WHAT YOU ARE ASKED TO DO = Print all of the entries exactly, minus the pictures.

Element data from apps and pages:

◇ ◇ ◇ ◇ ◇

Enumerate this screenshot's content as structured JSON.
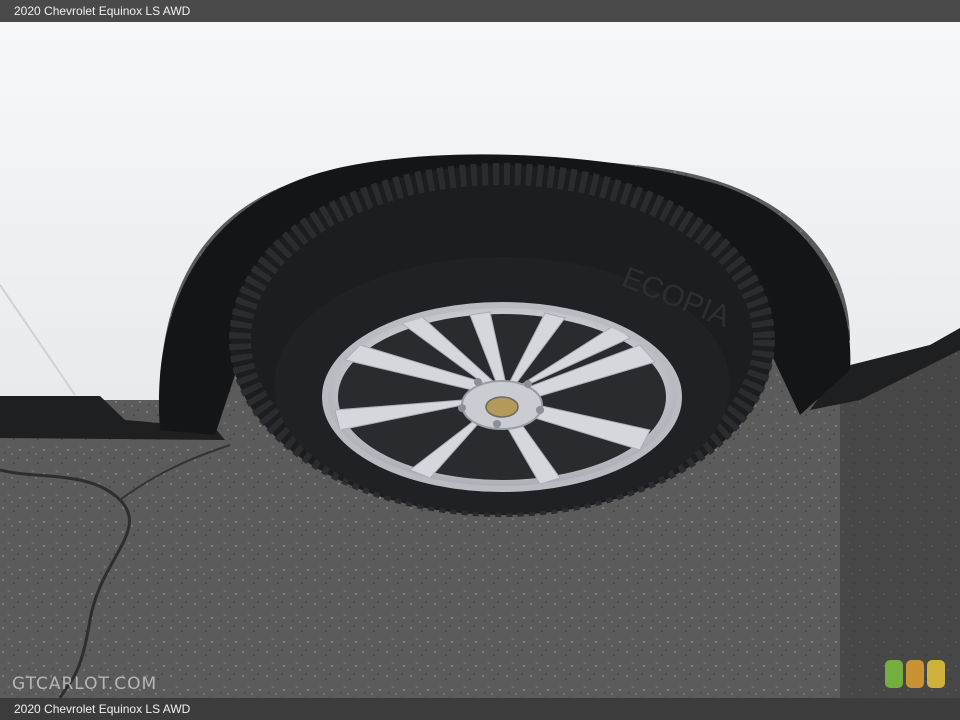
{
  "header": {
    "title": "2020 Chevrolet Equinox LS AWD"
  },
  "footer": {
    "caption": "2020 Chevrolet Equinox LS AWD"
  },
  "watermark": {
    "text": "GTCARLOT.COM"
  },
  "colors": {
    "body_white": "#f2f3f5",
    "tire_black": "#1c1d1f",
    "wheel_silver": "#c9ccd1",
    "asphalt": "#5a5a5a",
    "caption_bar": "#4a4a4a"
  }
}
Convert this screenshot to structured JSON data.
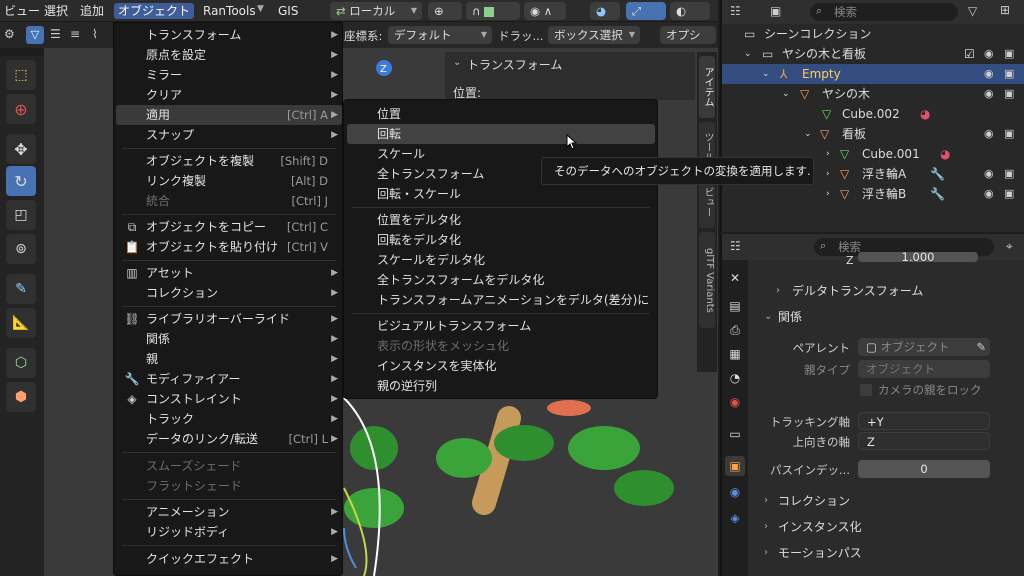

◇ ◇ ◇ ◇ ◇

OUTPUT OF THE EXERCISE =
Enumerate this screenshot's content as structured JSON.
{
  "header": {
    "title": "2020 Chevrolet Equinox LS AWD"
  },
  "footer": {
    "caption": "2020 Chevrolet Equinox LS AWD"
  },
  "watermark": {
    "text": "GTCARLOT.COM"
  },
  "colors": {
    "body_white": "#f2f3f5",
    "tire_black": "#1c1d1f",
    "wheel_silver": "#c9ccd1",
    "asphalt": "#5a5a5a",
    "caption_bar": "#4a4a4a"
  }
}
Convert this screenshot to structured JSON data.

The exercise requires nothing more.